Nathan Pritikin--the Santa Barbara nutritionist who led a crusade to beat heart disease with a low-fat, low-cholesterol diet and a strict regimen of physical exercise--killed himself in an Albany, N.Y., hospital where he was under treatment for terminal leukemia, it was disclosed Friday.
The 69-year-old Pritikin, a former inventor who devised his controversial diet after he found he was suffering from heart disease in 1957, reportedly had checked into the Albany Medical Center 10 days ago under the name Howard Malmuth and was experiencing what a hospital spokeswoman said was "intense suffering."
Albany County Coroner John J. Marra said Pritikin apparently used a razor to cut the arteries in his arms while alone in his room Thursday evening and bled to death in bed.
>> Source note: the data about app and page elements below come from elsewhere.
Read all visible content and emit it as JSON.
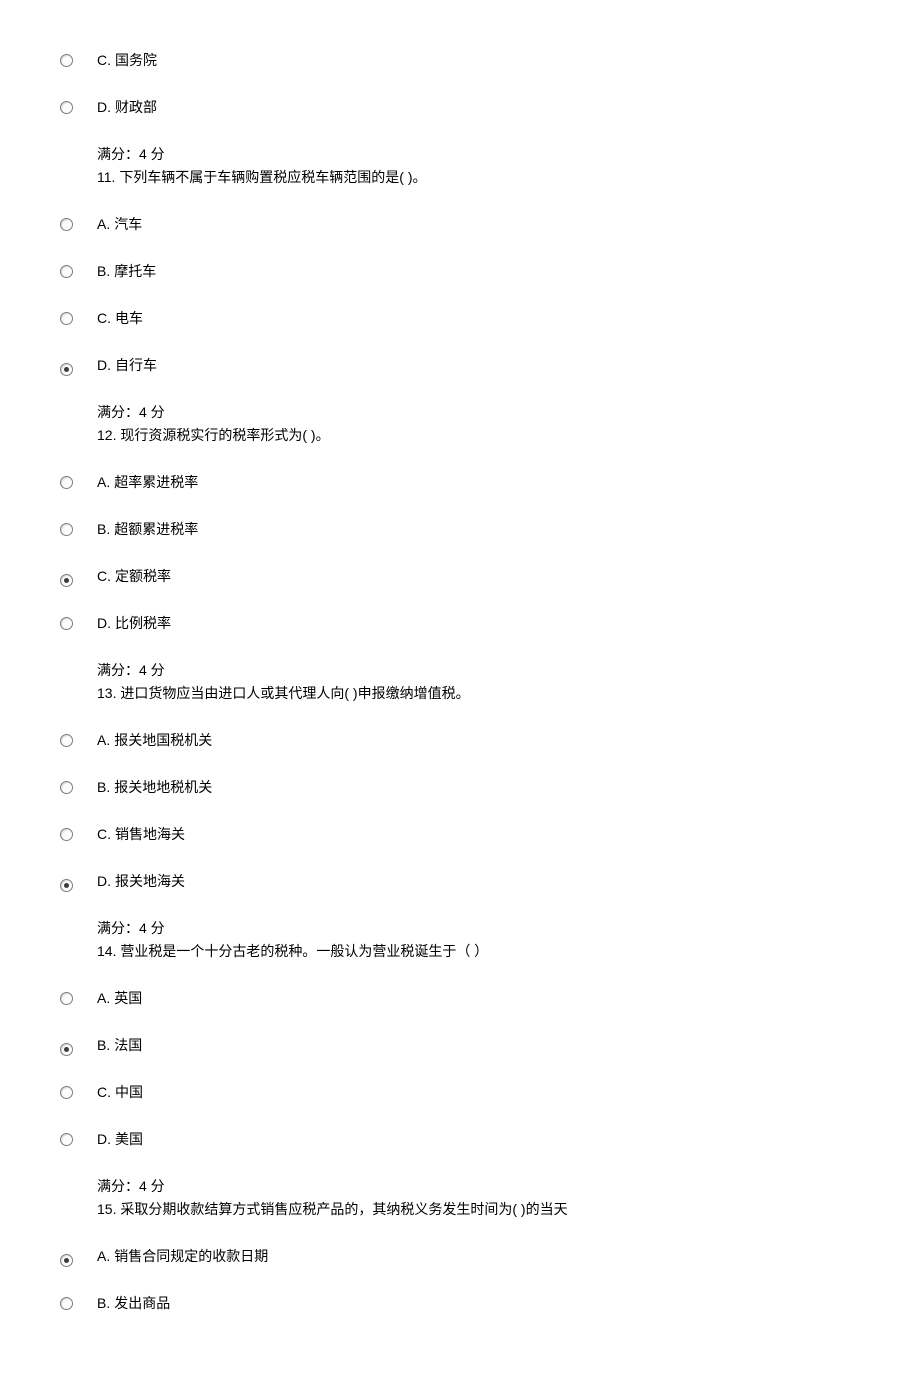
{
  "q10": {
    "optC": {
      "letter": "C.",
      "text": "国务院"
    },
    "optD": {
      "letter": "D.",
      "text": "财政部"
    },
    "score": "满分：4 分",
    "next_q": "11.  下列车辆不属于车辆购置税应税车辆范围的是( )。"
  },
  "q11": {
    "optA": {
      "letter": "A.",
      "text": "汽车"
    },
    "optB": {
      "letter": "B.",
      "text": "摩托车"
    },
    "optC": {
      "letter": "C.",
      "text": "电车"
    },
    "optD": {
      "letter": "D.",
      "text": "自行车"
    },
    "score": "满分：4 分",
    "next_q": "12.  现行资源税实行的税率形式为( )。"
  },
  "q12": {
    "optA": {
      "letter": "A.",
      "text": "超率累进税率"
    },
    "optB": {
      "letter": "B.",
      "text": "超额累进税率"
    },
    "optC": {
      "letter": "C.",
      "text": "定额税率"
    },
    "optD": {
      "letter": "D.",
      "text": "比例税率"
    },
    "score": "满分：4 分",
    "next_q": "13.  进口货物应当由进口人或其代理人向( )申报缴纳增值税。"
  },
  "q13": {
    "optA": {
      "letter": "A.",
      "text": "报关地国税机关"
    },
    "optB": {
      "letter": "B.",
      "text": "报关地地税机关"
    },
    "optC": {
      "letter": "C.",
      "text": "销售地海关"
    },
    "optD": {
      "letter": "D.",
      "text": "报关地海关"
    },
    "score": "满分：4 分",
    "next_q": "14.  营业税是一个十分古老的税种。一般认为营业税诞生于（ ）"
  },
  "q14": {
    "optA": {
      "letter": "A.",
      "text": "英国"
    },
    "optB": {
      "letter": "B.",
      "text": "法国"
    },
    "optC": {
      "letter": "C.",
      "text": "中国"
    },
    "optD": {
      "letter": "D.",
      "text": "美国"
    },
    "score": "满分：4 分",
    "next_q": "15.  采取分期收款结算方式销售应税产品的，其纳税义务发生时间为( )的当天"
  },
  "q15": {
    "optA": {
      "letter": "A.",
      "text": "销售合同规定的收款日期"
    },
    "optB": {
      "letter": "B.",
      "text": "发出商品"
    }
  }
}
Marra said Pritikin's wife, Ilene, found the body.
Albany police said they wanted to know why Ilene Pritikin first said the body was that of Howard Malmuth and identified herself as Ilene Malmuth. No one knew who Pritikin really was until the hospital was called by an Albany undertaker contacted by "the people in California," Marra said.
He said Pritikin was "a very sick man . . . a very thin man."
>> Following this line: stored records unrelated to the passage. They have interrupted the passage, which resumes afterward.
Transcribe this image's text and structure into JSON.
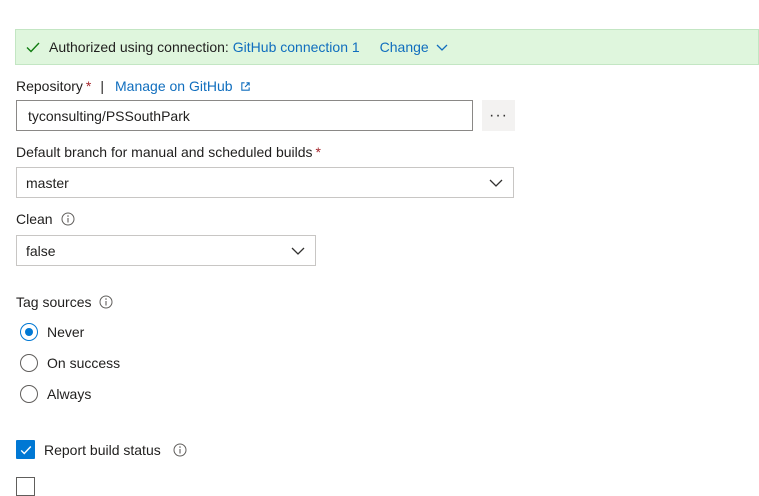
{
  "banner": {
    "authorized_text": "Authorized using connection:",
    "connection_name": "GitHub connection 1",
    "change_label": "Change"
  },
  "repository": {
    "label": "Repository",
    "required_mark": "*",
    "separator": "|",
    "manage_link": "Manage on GitHub",
    "value": "tyconsulting/PSSouthPark",
    "more_button": "···"
  },
  "default_branch": {
    "label": "Default branch for manual and scheduled builds",
    "required_mark": "*",
    "value": "master"
  },
  "clean": {
    "label": "Clean",
    "value": "false"
  },
  "tag_sources": {
    "label": "Tag sources",
    "options": [
      "Never",
      "On success",
      "Always"
    ],
    "selected": "Never"
  },
  "report_build_status": {
    "label": "Report build status",
    "checked": true
  },
  "colors": {
    "accent": "#0078d4",
    "link": "#106ebe",
    "banner_bg": "#dff6dd",
    "success_green": "#107c10",
    "required_red": "#a4262c"
  }
}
At the Pritikin Longevity Center in Santa Monica, spokeswoman Eugenia Killoran said Pritikin was diagnosed as having leukemia in 1958, but that the disease had been in remission until late last year, when it flared up and he underwent treatment that resulted in various side effects. She said he also suffered from anemia, kidney failure and "impending liver failure."
She said Pritikin decided "not to inflict the chronic pain he was suffering on his family."
Ilene Pritikin reportedly was making arrangements to have her husband's body returned to Santa Barbara. He also leaves five adult children.
As current participants continued to follow Pritikin's stringent diet and exercise program Friday afternoon, Killoran said: "We're all very grieved, but . . . there is a renewed commitment and strength. Nathan left a legacy and we intend to continue that legacy."
She said he had not been very active in the center for the last 2 1/2 years, concentrating largely on speaking engagements and research.
The Chicago-born Pritikin was an engineer and inventor who patented chemical and electrical products for such corporations as Bendix and Honeywell.
But when he was in his early 40s, he developed heart disease. Doctors told him to rest and eat dairy products.
"I only got worse," he said later. "It took me two years of research to convince myself my diet was at fault."
Pritikin said he went from one university to another trying to get advice on nutrition, but rarely went near a doctor again.
"They're terrific," he observed, "if you need a broken leg set."
He designed a low-fat, low-cholesterol diet that was as close as possible to that of primitive people--grains, fruits and vegetables with a small amount of fish and poultry. Pritikin was convinced that strenuous exercise and staying away from fats, oils, sugars, eggs, cheese and salt not only would prevent heart disease, but would do undo the damage of years of high-cholesterol eating, drinking alcohol and smoking.
His 1979 book, "Pritikin Program for Diet & Exercise," hit the best-seller lists and sold nearly 2 million copies. He published three other books, including "The Pritikin Promise" in 1983.
The medical community is not wholly in accord with Pritikin's ideas.
Many doctors contend that the exercise routine and diet he espoused are far harsher than necessary. Some of them have criticized the former inventor for making what they regard as wild claims--including the one in his first book that diet "is probably the most feasible method of attaining an extra 20 to 30 years of vigorous life."
In a 1979 interview, Pritikin said, "The human life span should be 100 to 120, if people would stay on the diet."
Pritikin founded his longevity center in Santa Barbara in 1974, then moved it to the old Del Mar Hotel and former Synanon headquarters on the beach at Santa Monica in 1978.
Other centers are in Downingtown, Pa., and Surfside, Fla.
Enrollees pay several thousand dollars apiece to participate in either 13-day or 26-day programs.
Killoran said 18,000 people have gone through the program. She maintained that the average participant shows a cholesterol decrease of 25% and a similar drop in body fat. She said 85% of those who enter the program with high blood pressure are off medication by the time they leave and that 50% of the diabetics depart no longer needing insulin injections.
"He touched a lot of people because of his commitment and drive," Killoran said of Pritikin. "He was this little man who said, 'I'm going to wipe out heart disease,' and he did. No matter who attacked him, he kept standing and arguing and now . . . everyone is agreeing."
In addition to his wife, Pritikin leaves four sons and a daughter--Jack, Janet, Robert, Ralph and Kenneth.
No funeral arrangements have been announced.
Times Staff Writers John Goldman, in New York, and Mathis Chazanov, in Los Angeles, contributed to this article.